* **Entries from a dataset of interfaces**:
= = = =

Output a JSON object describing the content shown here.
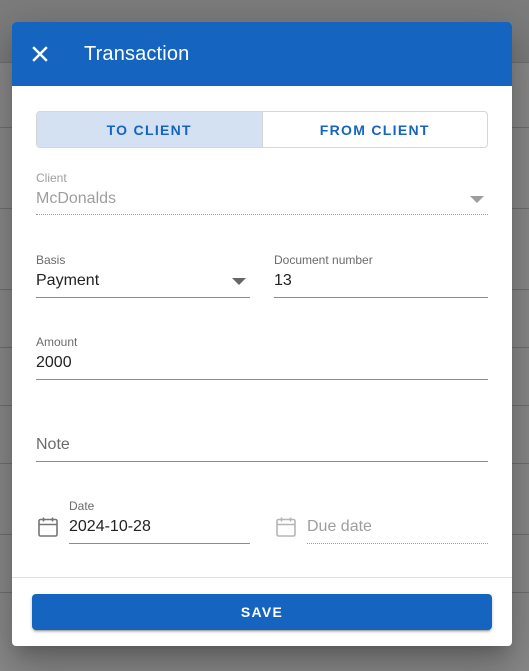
{
  "dialog": {
    "title": "Transaction",
    "close_icon": "close-icon"
  },
  "direction_toggle": {
    "options": [
      {
        "label": "TO CLIENT",
        "active": true
      },
      {
        "label": "FROM CLIENT",
        "active": false
      }
    ]
  },
  "form": {
    "client": {
      "label": "Client",
      "value": "McDonalds",
      "disabled": true
    },
    "basis": {
      "label": "Basis",
      "value": "Payment"
    },
    "document_number": {
      "label": "Document number",
      "value": "13"
    },
    "amount": {
      "label": "Amount",
      "value": "2000"
    },
    "note": {
      "label": "Note",
      "value": ""
    },
    "date": {
      "label": "Date",
      "value": "2024-10-28",
      "icon": "calendar-icon"
    },
    "due_date": {
      "label": "Due date",
      "value": "",
      "icon": "calendar-icon",
      "disabled": true
    }
  },
  "footer": {
    "save_label": "SAVE"
  },
  "colors": {
    "primary": "#1565c0",
    "toggle_active_bg": "#d3e1f3",
    "scrim": "rgba(0,0,0,0.46)"
  }
}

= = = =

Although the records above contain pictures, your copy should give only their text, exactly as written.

* **RESPONSE AREA**:
Output a JSON object describing the content shown here.
{
  "dialog": {
    "title": "Transaction",
    "close_icon": "close-icon"
  },
  "direction_toggle": {
    "options": [
      {
        "label": "TO CLIENT",
        "active": true
      },
      {
        "label": "FROM CLIENT",
        "active": false
      }
    ]
  },
  "form": {
    "client": {
      "label": "Client",
      "value": "McDonalds",
      "disabled": true
    },
    "basis": {
      "label": "Basis",
      "value": "Payment"
    },
    "document_number": {
      "label": "Document number",
      "value": "13"
    },
    "amount": {
      "label": "Amount",
      "value": "2000"
    },
    "note": {
      "label": "Note",
      "value": ""
    },
    "date": {
      "label": "Date",
      "value": "2024-10-28",
      "icon": "calendar-icon"
    },
    "due_date": {
      "label": "Due date",
      "value": "",
      "icon": "calendar-icon",
      "disabled": true
    }
  },
  "footer": {
    "save_label": "SAVE"
  },
  "colors": {
    "primary": "#1565c0",
    "toggle_active_bg": "#d3e1f3",
    "scrim": "rgba(0,0,0,0.46)"
  }
}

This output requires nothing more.